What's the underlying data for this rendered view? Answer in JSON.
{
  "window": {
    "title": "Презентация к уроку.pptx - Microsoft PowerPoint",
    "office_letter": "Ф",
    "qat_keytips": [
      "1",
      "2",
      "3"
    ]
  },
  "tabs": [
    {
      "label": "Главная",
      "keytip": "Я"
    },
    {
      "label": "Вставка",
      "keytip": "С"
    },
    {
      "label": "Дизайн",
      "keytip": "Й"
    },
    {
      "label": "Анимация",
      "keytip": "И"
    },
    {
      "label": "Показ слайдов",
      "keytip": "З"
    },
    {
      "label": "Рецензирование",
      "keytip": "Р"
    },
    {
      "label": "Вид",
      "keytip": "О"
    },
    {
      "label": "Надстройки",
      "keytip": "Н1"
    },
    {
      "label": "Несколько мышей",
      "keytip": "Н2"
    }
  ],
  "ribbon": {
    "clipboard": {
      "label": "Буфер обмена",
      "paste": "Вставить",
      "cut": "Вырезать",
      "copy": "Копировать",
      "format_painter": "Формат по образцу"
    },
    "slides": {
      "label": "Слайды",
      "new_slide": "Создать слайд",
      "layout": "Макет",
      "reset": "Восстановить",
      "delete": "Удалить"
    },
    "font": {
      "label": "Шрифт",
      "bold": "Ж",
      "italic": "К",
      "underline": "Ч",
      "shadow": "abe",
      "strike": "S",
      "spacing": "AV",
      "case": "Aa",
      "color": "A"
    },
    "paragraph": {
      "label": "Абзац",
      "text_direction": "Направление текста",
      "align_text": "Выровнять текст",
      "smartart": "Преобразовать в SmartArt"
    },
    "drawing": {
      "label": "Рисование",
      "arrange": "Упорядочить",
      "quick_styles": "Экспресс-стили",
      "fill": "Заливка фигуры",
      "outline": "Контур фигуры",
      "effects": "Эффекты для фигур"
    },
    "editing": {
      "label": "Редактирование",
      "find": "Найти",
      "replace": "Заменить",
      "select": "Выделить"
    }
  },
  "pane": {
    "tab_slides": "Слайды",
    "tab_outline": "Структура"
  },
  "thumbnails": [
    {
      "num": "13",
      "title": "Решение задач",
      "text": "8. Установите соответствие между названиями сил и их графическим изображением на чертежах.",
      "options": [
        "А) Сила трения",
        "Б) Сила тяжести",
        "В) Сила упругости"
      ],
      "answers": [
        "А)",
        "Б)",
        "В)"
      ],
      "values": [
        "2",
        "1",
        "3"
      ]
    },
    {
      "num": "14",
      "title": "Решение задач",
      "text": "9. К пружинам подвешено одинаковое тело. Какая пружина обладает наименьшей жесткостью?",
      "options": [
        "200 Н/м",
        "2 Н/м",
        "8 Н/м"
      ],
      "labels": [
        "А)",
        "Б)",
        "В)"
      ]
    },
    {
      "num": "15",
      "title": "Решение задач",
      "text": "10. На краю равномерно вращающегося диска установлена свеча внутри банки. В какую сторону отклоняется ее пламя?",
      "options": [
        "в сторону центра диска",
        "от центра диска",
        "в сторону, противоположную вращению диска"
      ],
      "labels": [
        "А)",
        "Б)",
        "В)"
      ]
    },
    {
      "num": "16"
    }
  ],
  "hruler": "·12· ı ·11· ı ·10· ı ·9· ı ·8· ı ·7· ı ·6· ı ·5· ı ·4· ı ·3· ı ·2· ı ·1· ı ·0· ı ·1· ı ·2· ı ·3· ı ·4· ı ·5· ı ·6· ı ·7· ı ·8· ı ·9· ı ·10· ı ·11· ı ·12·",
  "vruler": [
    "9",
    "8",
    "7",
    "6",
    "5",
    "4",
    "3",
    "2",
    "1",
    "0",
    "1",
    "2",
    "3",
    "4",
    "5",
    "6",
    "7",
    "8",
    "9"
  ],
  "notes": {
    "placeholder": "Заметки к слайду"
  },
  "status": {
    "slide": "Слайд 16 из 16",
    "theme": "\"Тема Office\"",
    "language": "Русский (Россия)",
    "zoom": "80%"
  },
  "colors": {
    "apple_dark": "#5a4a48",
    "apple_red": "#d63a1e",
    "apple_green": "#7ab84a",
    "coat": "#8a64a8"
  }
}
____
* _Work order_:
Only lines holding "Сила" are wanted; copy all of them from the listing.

* _Your response_:
        "А) Сила трения",
        "Б) Сила тяжести",
        "В) Сила упругости"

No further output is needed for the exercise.